■ **Instructions for the task**: The data below should be restated word for word, pictures omitted.

::: Data supplied

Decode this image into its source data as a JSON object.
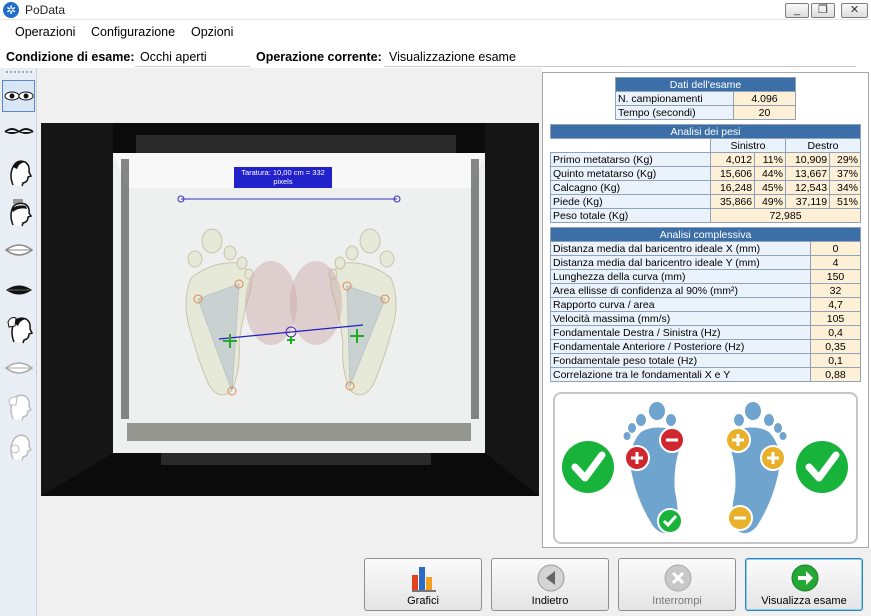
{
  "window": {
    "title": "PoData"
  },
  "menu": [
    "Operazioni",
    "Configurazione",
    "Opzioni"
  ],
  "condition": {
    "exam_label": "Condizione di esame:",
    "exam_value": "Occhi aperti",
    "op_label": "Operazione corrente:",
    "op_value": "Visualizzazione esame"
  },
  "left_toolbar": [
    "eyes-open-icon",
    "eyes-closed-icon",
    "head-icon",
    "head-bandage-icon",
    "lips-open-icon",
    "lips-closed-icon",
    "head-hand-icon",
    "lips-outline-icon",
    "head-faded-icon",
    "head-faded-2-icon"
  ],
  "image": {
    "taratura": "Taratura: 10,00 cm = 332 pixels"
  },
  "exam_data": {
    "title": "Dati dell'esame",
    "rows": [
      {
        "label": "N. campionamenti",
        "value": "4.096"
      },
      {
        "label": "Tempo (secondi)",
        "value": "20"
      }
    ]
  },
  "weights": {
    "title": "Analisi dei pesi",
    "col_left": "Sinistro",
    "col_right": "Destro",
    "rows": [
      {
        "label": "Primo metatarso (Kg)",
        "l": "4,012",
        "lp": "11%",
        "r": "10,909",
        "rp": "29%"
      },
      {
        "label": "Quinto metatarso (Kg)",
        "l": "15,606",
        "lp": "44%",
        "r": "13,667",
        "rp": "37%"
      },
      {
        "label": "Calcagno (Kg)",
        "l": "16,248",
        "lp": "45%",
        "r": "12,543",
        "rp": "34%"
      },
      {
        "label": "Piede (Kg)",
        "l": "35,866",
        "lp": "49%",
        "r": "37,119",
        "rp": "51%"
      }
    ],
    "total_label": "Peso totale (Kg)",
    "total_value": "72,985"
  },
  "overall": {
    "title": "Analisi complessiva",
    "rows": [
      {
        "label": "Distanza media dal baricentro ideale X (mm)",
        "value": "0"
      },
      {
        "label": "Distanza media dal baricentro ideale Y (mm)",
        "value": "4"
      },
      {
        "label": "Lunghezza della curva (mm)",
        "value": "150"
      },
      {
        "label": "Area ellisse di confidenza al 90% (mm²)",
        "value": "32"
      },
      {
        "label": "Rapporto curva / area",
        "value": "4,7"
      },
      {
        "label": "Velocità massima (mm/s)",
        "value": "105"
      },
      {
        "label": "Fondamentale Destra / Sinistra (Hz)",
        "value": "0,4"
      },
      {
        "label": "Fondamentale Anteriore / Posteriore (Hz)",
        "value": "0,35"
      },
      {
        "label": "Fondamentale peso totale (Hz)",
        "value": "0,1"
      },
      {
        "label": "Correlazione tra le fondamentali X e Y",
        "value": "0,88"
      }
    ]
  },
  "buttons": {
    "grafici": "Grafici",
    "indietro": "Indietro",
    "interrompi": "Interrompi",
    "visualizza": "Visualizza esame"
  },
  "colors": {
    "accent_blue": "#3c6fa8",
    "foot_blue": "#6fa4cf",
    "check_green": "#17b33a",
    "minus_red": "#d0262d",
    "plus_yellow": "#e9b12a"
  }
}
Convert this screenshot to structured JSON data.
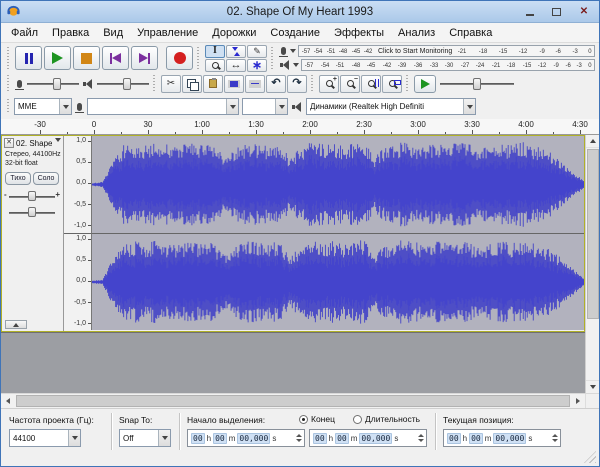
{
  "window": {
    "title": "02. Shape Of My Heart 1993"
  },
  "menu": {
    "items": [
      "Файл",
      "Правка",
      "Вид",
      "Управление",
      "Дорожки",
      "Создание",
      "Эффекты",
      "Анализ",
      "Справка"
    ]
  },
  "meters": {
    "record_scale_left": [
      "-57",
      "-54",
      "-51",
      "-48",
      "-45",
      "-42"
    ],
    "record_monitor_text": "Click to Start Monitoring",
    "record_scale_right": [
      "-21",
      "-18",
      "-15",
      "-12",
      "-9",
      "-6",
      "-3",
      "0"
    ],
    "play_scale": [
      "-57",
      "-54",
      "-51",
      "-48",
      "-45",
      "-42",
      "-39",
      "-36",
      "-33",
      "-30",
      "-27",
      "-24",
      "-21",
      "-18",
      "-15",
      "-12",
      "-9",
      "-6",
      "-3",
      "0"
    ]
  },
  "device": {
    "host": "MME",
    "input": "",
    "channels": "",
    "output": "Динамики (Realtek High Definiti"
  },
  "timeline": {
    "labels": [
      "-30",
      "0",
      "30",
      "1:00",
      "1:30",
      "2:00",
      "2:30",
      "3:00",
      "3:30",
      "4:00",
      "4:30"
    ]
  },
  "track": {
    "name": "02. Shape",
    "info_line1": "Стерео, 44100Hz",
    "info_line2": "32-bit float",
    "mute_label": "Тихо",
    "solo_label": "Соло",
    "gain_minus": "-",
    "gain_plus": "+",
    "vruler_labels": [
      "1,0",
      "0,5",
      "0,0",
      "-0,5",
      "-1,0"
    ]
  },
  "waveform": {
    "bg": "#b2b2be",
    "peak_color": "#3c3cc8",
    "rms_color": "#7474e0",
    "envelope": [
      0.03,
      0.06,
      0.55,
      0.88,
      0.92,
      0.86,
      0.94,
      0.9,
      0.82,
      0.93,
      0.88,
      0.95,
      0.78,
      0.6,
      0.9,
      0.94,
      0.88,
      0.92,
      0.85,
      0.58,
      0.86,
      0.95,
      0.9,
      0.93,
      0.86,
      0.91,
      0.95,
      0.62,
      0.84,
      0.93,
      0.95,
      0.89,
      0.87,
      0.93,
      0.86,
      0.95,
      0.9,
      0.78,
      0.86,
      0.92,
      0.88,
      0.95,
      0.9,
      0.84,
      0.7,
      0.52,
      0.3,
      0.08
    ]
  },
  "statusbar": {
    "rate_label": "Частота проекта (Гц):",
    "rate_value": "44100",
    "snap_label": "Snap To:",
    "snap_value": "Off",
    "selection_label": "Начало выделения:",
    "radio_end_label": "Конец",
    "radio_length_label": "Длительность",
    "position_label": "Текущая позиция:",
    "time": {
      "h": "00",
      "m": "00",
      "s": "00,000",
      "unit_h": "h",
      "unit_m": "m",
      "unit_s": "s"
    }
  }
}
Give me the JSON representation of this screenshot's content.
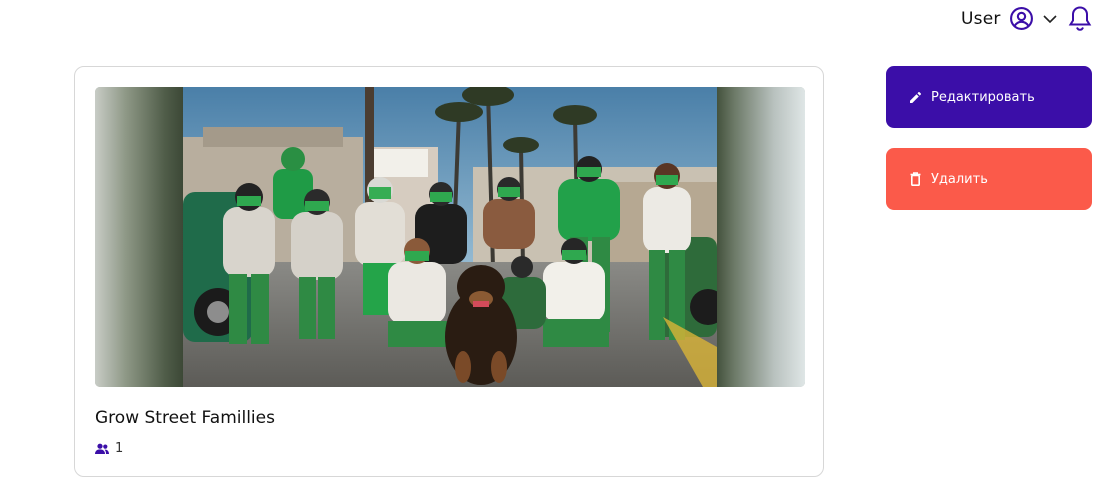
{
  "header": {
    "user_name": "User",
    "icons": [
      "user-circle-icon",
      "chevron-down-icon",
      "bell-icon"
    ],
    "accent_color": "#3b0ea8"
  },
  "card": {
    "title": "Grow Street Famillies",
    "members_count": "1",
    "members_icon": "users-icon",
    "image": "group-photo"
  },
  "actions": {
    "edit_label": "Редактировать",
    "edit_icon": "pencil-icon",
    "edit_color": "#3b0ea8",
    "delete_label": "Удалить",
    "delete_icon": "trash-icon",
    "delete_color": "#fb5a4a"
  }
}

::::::

■ **Exercise answer**:
Decode this image into its source data as a JSON object.
{
  "window": {
    "title": "PoData"
  },
  "menu": [
    "Operazioni",
    "Configurazione",
    "Opzioni"
  ],
  "condition": {
    "exam_label": "Condizione di esame:",
    "exam_value": "Occhi aperti",
    "op_label": "Operazione corrente:",
    "op_value": "Visualizzazione esame"
  },
  "left_toolbar": [
    "eyes-open-icon",
    "eyes-closed-icon",
    "head-icon",
    "head-bandage-icon",
    "lips-open-icon",
    "lips-closed-icon",
    "head-hand-icon",
    "lips-outline-icon",
    "head-faded-icon",
    "head-faded-2-icon"
  ],
  "image": {
    "taratura": "Taratura: 10,00 cm = 332 pixels"
  },
  "exam_data": {
    "title": "Dati dell'esame",
    "rows": [
      {
        "label": "N. campionamenti",
        "value": "4.096"
      },
      {
        "label": "Tempo (secondi)",
        "value": "20"
      }
    ]
  },
  "weights": {
    "title": "Analisi dei pesi",
    "col_left": "Sinistro",
    "col_right": "Destro",
    "rows": [
      {
        "label": "Primo metatarso (Kg)",
        "l": "4,012",
        "lp": "11%",
        "r": "10,909",
        "rp": "29%"
      },
      {
        "label": "Quinto metatarso (Kg)",
        "l": "15,606",
        "lp": "44%",
        "r": "13,667",
        "rp": "37%"
      },
      {
        "label": "Calcagno (Kg)",
        "l": "16,248",
        "lp": "45%",
        "r": "12,543",
        "rp": "34%"
      },
      {
        "label": "Piede (Kg)",
        "l": "35,866",
        "lp": "49%",
        "r": "37,119",
        "rp": "51%"
      }
    ],
    "total_label": "Peso totale (Kg)",
    "total_value": "72,985"
  },
  "overall": {
    "title": "Analisi complessiva",
    "rows": [
      {
        "label": "Distanza media dal baricentro ideale X (mm)",
        "value": "0"
      },
      {
        "label": "Distanza media dal baricentro ideale Y (mm)",
        "value": "4"
      },
      {
        "label": "Lunghezza della curva (mm)",
        "value": "150"
      },
      {
        "label": "Area ellisse di confidenza al 90% (mm²)",
        "value": "32"
      },
      {
        "label": "Rapporto curva / area",
        "value": "4,7"
      },
      {
        "label": "Velocità massima (mm/s)",
        "value": "105"
      },
      {
        "label": "Fondamentale Destra / Sinistra (Hz)",
        "value": "0,4"
      },
      {
        "label": "Fondamentale Anteriore / Posteriore (Hz)",
        "value": "0,35"
      },
      {
        "label": "Fondamentale peso totale (Hz)",
        "value": "0,1"
      },
      {
        "label": "Correlazione tra le fondamentali X e Y",
        "value": "0,88"
      }
    ]
  },
  "buttons": {
    "grafici": "Grafici",
    "indietro": "Indietro",
    "interrompi": "Interrompi",
    "visualizza": "Visualizza esame"
  },
  "colors": {
    "accent_blue": "#3c6fa8",
    "foot_blue": "#6fa4cf",
    "check_green": "#17b33a",
    "minus_red": "#d0262d",
    "plus_yellow": "#e9b12a"
  }
}
Convert this screenshot to structured JSON data.
{
  "window": {
    "title": "02. Shape Of My Heart 1993"
  },
  "menu": {
    "items": [
      "Файл",
      "Правка",
      "Вид",
      "Управление",
      "Дорожки",
      "Создание",
      "Эффекты",
      "Анализ",
      "Справка"
    ]
  },
  "meters": {
    "record_scale_left": [
      "-57",
      "-54",
      "-51",
      "-48",
      "-45",
      "-42"
    ],
    "record_monitor_text": "Click to Start Monitoring",
    "record_scale_right": [
      "-21",
      "-18",
      "-15",
      "-12",
      "-9",
      "-6",
      "-3",
      "0"
    ],
    "play_scale": [
      "-57",
      "-54",
      "-51",
      "-48",
      "-45",
      "-42",
      "-39",
      "-36",
      "-33",
      "-30",
      "-27",
      "-24",
      "-21",
      "-18",
      "-15",
      "-12",
      "-9",
      "-6",
      "-3",
      "0"
    ]
  },
  "device": {
    "host": "MME",
    "input": "",
    "channels": "",
    "output": "Динамики (Realtek High Definiti"
  },
  "timeline": {
    "labels": [
      "-30",
      "0",
      "30",
      "1:00",
      "1:30",
      "2:00",
      "2:30",
      "3:00",
      "3:30",
      "4:00",
      "4:30"
    ]
  },
  "track": {
    "name": "02. Shape",
    "info_line1": "Стерео, 44100Hz",
    "info_line2": "32-bit float",
    "mute_label": "Тихо",
    "solo_label": "Соло",
    "gain_minus": "-",
    "gain_plus": "+",
    "vruler_labels": [
      "1,0",
      "0,5",
      "0,0",
      "-0,5",
      "-1,0"
    ]
  },
  "waveform": {
    "bg": "#b2b2be",
    "peak_color": "#3c3cc8",
    "rms_color": "#7474e0",
    "envelope": [
      0.03,
      0.06,
      0.55,
      0.88,
      0.92,
      0.86,
      0.94,
      0.9,
      0.82,
      0.93,
      0.88,
      0.95,
      0.78,
      0.6,
      0.9,
      0.94,
      0.88,
      0.92,
      0.85,
      0.58,
      0.86,
      0.95,
      0.9,
      0.93,
      0.86,
      0.91,
      0.95,
      0.62,
      0.84,
      0.93,
      0.95,
      0.89,
      0.87,
      0.93,
      0.86,
      0.95,
      0.9,
      0.78,
      0.86,
      0.92,
      0.88,
      0.95,
      0.9,
      0.84,
      0.7,
      0.52,
      0.3,
      0.08
    ]
  },
  "statusbar": {
    "rate_label": "Частота проекта (Гц):",
    "rate_value": "44100",
    "snap_label": "Snap To:",
    "snap_value": "Off",
    "selection_label": "Начало выделения:",
    "radio_end_label": "Конец",
    "radio_length_label": "Длительность",
    "position_label": "Текущая позиция:",
    "time": {
      "h": "00",
      "m": "00",
      "s": "00,000",
      "unit_h": "h",
      "unit_m": "m",
      "unit_s": "s"
    }
  }
}
Give me the JSON representation of this screenshot's content.
{
  "header": {
    "user_name": "User",
    "icons": [
      "user-circle-icon",
      "chevron-down-icon",
      "bell-icon"
    ],
    "accent_color": "#3b0ea8"
  },
  "card": {
    "title": "Grow Street Famillies",
    "members_count": "1",
    "members_icon": "users-icon",
    "image": "group-photo"
  },
  "actions": {
    "edit_label": "Редактировать",
    "edit_icon": "pencil-icon",
    "edit_color": "#3b0ea8",
    "delete_label": "Удалить",
    "delete_icon": "trash-icon",
    "delete_color": "#fb5a4a"
  }
}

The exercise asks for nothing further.